Perhaps it’s more palpable after so many weeks of trying to adhere to our lenten observances, but we’re also bombarded with temptation the entire rest of the year. We can find ourselves desiring things that make no sense whatsoever — small things like that chocolate or coffee we gave up, or larger things like a new car or better clothes, a more prestigious job or lofty status. We even may be pulled down horribly destructive paths such as an addiction of some kind, or betrayal, or hate…
“Surely it is not I, Lord.”
I truly don’t believe any of us plan to hurt others, or ourselves. But still, in our humanness, we do. Here’s the thing… we can always come home to God. Even as Judas arrived, walked up to him, and betrayed him, Jesus still loved him and called him “Friend.” (Matthew 26:50)
We’re so very blessed to have Jesus’ love us no matter what. I can only hope that I would still be loved and forgiven for all the times I’ve failed.
Where is our temptation?
How have we failed?
Are we ready to come home?
Dear God of compassion and understanding, thank you for always calling us “Friend.” Help us to not condemn.

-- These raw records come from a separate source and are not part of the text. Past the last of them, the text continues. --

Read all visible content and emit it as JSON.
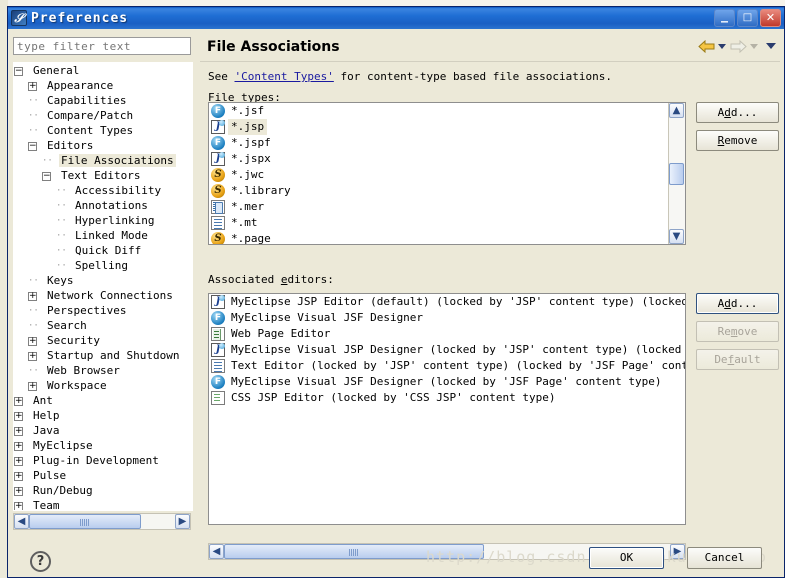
{
  "window": {
    "title": "Preferences",
    "icon": "eclipse-icon",
    "buttons": {
      "minimize": "_",
      "maximize": "□",
      "close": "✕"
    }
  },
  "filter": {
    "placeholder": "type filter text",
    "value": ""
  },
  "tree": [
    {
      "label": "General",
      "depth": 0,
      "expander": "minus",
      "selected": false
    },
    {
      "label": "Appearance",
      "depth": 1,
      "expander": "plus",
      "selected": false
    },
    {
      "label": "Capabilities",
      "depth": 1,
      "expander": "none",
      "selected": false
    },
    {
      "label": "Compare/Patch",
      "depth": 1,
      "expander": "none",
      "selected": false
    },
    {
      "label": "Content Types",
      "depth": 1,
      "expander": "none",
      "selected": false
    },
    {
      "label": "Editors",
      "depth": 1,
      "expander": "minus",
      "selected": false
    },
    {
      "label": "File Associations",
      "depth": 2,
      "expander": "none",
      "selected": true
    },
    {
      "label": "Text Editors",
      "depth": 2,
      "expander": "minus",
      "selected": false
    },
    {
      "label": "Accessibility",
      "depth": 3,
      "expander": "none",
      "selected": false
    },
    {
      "label": "Annotations",
      "depth": 3,
      "expander": "none",
      "selected": false
    },
    {
      "label": "Hyperlinking",
      "depth": 3,
      "expander": "none",
      "selected": false
    },
    {
      "label": "Linked Mode",
      "depth": 3,
      "expander": "none",
      "selected": false
    },
    {
      "label": "Quick Diff",
      "depth": 3,
      "expander": "none",
      "selected": false
    },
    {
      "label": "Spelling",
      "depth": 3,
      "expander": "none",
      "selected": false
    },
    {
      "label": "Keys",
      "depth": 1,
      "expander": "none",
      "selected": false
    },
    {
      "label": "Network Connections",
      "depth": 1,
      "expander": "plus",
      "selected": false
    },
    {
      "label": "Perspectives",
      "depth": 1,
      "expander": "none",
      "selected": false
    },
    {
      "label": "Search",
      "depth": 1,
      "expander": "none",
      "selected": false
    },
    {
      "label": "Security",
      "depth": 1,
      "expander": "plus",
      "selected": false
    },
    {
      "label": "Startup and Shutdown",
      "depth": 1,
      "expander": "plus",
      "selected": false
    },
    {
      "label": "Web Browser",
      "depth": 1,
      "expander": "none",
      "selected": false
    },
    {
      "label": "Workspace",
      "depth": 1,
      "expander": "plus",
      "selected": false
    },
    {
      "label": "Ant",
      "depth": 0,
      "expander": "plus",
      "selected": false
    },
    {
      "label": "Help",
      "depth": 0,
      "expander": "plus",
      "selected": false
    },
    {
      "label": "Java",
      "depth": 0,
      "expander": "plus",
      "selected": false
    },
    {
      "label": "MyEclipse",
      "depth": 0,
      "expander": "plus",
      "selected": false
    },
    {
      "label": "Plug-in Development",
      "depth": 0,
      "expander": "plus",
      "selected": false
    },
    {
      "label": "Pulse",
      "depth": 0,
      "expander": "plus",
      "selected": false
    },
    {
      "label": "Run/Debug",
      "depth": 0,
      "expander": "plus",
      "selected": false
    },
    {
      "label": "Team",
      "depth": 0,
      "expander": "plus",
      "selected": false
    }
  ],
  "page": {
    "title": "File Associations",
    "description_prefix": "See ",
    "description_link": "'Content Types'",
    "description_suffix": " for content-type based file associations.",
    "nav": {
      "back_icon": "back-arrow-icon",
      "forward_icon": "forward-arrow-icon",
      "menu_icon": "chevron-down-icon"
    }
  },
  "file_types": {
    "label_pre": "File ",
    "label_mnemonic": "t",
    "label_post": "ypes:",
    "items": [
      {
        "name": "*.jsf",
        "icon": "jsf-icon",
        "selected": false
      },
      {
        "name": "*.jsp",
        "icon": "jsp-icon",
        "selected": true
      },
      {
        "name": "*.jspf",
        "icon": "jsf-icon",
        "selected": false
      },
      {
        "name": "*.jspx",
        "icon": "jsp-icon",
        "selected": false
      },
      {
        "name": "*.jwc",
        "icon": "library-icon",
        "selected": false
      },
      {
        "name": "*.library",
        "icon": "library-icon",
        "selected": false
      },
      {
        "name": "*.mer",
        "icon": "mer-icon",
        "selected": false
      },
      {
        "name": "*.mt",
        "icon": "doc-icon",
        "selected": false
      },
      {
        "name": "*.page",
        "icon": "library-icon",
        "selected": false
      }
    ],
    "add_label_pre": "A",
    "add_label_mnemonic": "d",
    "add_label_post": "d...",
    "remove_label_mnemonic": "R",
    "remove_label_post": "emove"
  },
  "associated_editors": {
    "label_pre": "Associated ",
    "label_mnemonic": "e",
    "label_post": "ditors:",
    "items": [
      {
        "name": "MyEclipse JSP Editor (default) (locked by 'JSP' content type) (locked by 'JS",
        "icon": "jsp-icon"
      },
      {
        "name": "MyEclipse Visual JSF Designer",
        "icon": "jsf-icon"
      },
      {
        "name": "Web Page Editor",
        "icon": "web-icon"
      },
      {
        "name": "MyEclipse Visual JSP Designer (locked by 'JSP' content type) (locked by 'JSF",
        "icon": "jsp-icon"
      },
      {
        "name": "Text Editor (locked by 'JSP' content type) (locked by 'JSF Page' content typ",
        "icon": "doc-icon"
      },
      {
        "name": "MyEclipse Visual JSF Designer (locked by 'JSF Page' content type)",
        "icon": "jsf-icon"
      },
      {
        "name": "CSS JSP Editor (locked by 'CSS JSP' content type)",
        "icon": "css-icon"
      }
    ],
    "add_label_pre": "A",
    "add_label_mnemonic": "d",
    "add_label_post": "d...",
    "remove_label_pre": "Re",
    "remove_label_mnemonic": "m",
    "remove_label_post": "ove",
    "default_label_pre": "De",
    "default_label_mnemonic": "f",
    "default_label_post": "ault",
    "remove_disabled": true,
    "default_disabled": true
  },
  "footer": {
    "help_icon": "help-question-icon",
    "ok_label": "OK",
    "cancel_label": "Cancel",
    "watermark": "http://blog.csdn.net/lankuezaipiao"
  },
  "colors": {
    "dialog_bg": "#ece9d8",
    "titlebar_blue": "#1f6ed4",
    "selection_bg": "#ece9d8",
    "link": "#1a1aa0",
    "list_bg": "#ffffff"
  }
}
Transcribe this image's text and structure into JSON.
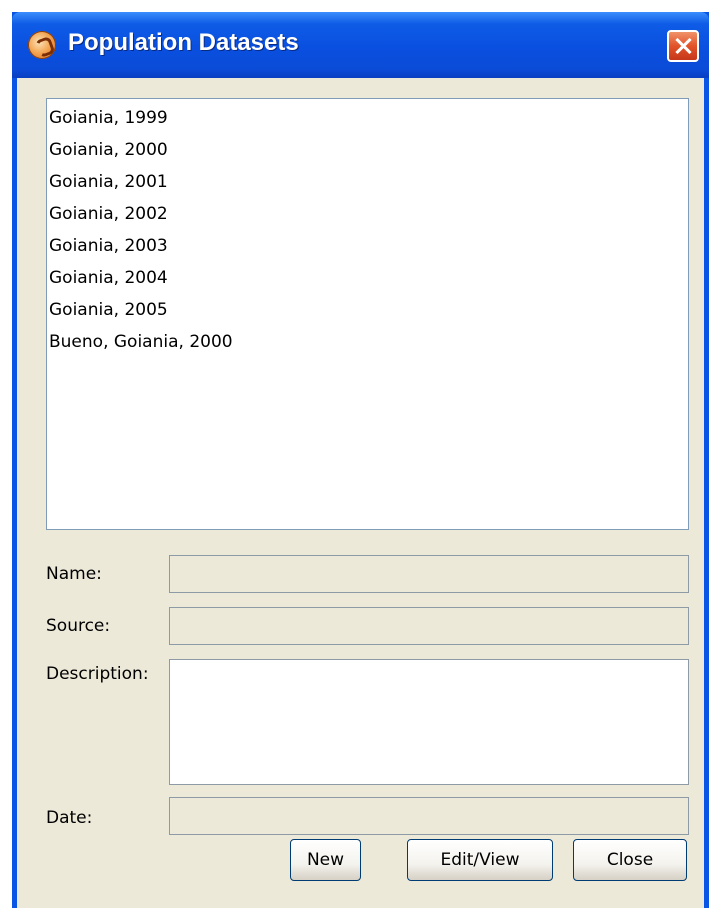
{
  "window": {
    "title": "Population Datasets",
    "close_icon": "close-icon",
    "app_icon": "terraview-app-icon"
  },
  "datasets": [
    "Goiania, 1999",
    "Goiania, 2000",
    "Goiania, 2001",
    "Goiania, 2002",
    "Goiania, 2003",
    "Goiania, 2004",
    "Goiania, 2005",
    "Bueno, Goiania, 2000"
  ],
  "form": {
    "name_label": "Name:",
    "name_value": "",
    "source_label": "Source:",
    "source_value": "",
    "description_label": "Description:",
    "description_value": "",
    "date_label": "Date:",
    "date_value": ""
  },
  "buttons": {
    "new_label": "New",
    "edit_view_label": "Edit/View",
    "close_label": "Close"
  },
  "colors": {
    "titlebar": "#0a55e3",
    "dialog_background": "#ece9d8",
    "close_button": "#e2532a"
  }
}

Just as you invite us to follow you — willingly, freely, lovingly — help us love one another, just as you have loved us. Amen.
Peace and love to you today, and forever.
Paul Puccinelli is Director of Liturgy & Music at St. Rita Parish in Sierra Madre, California, and a member of the retreat team at Mater Dolorosa Passionist Retreat Center.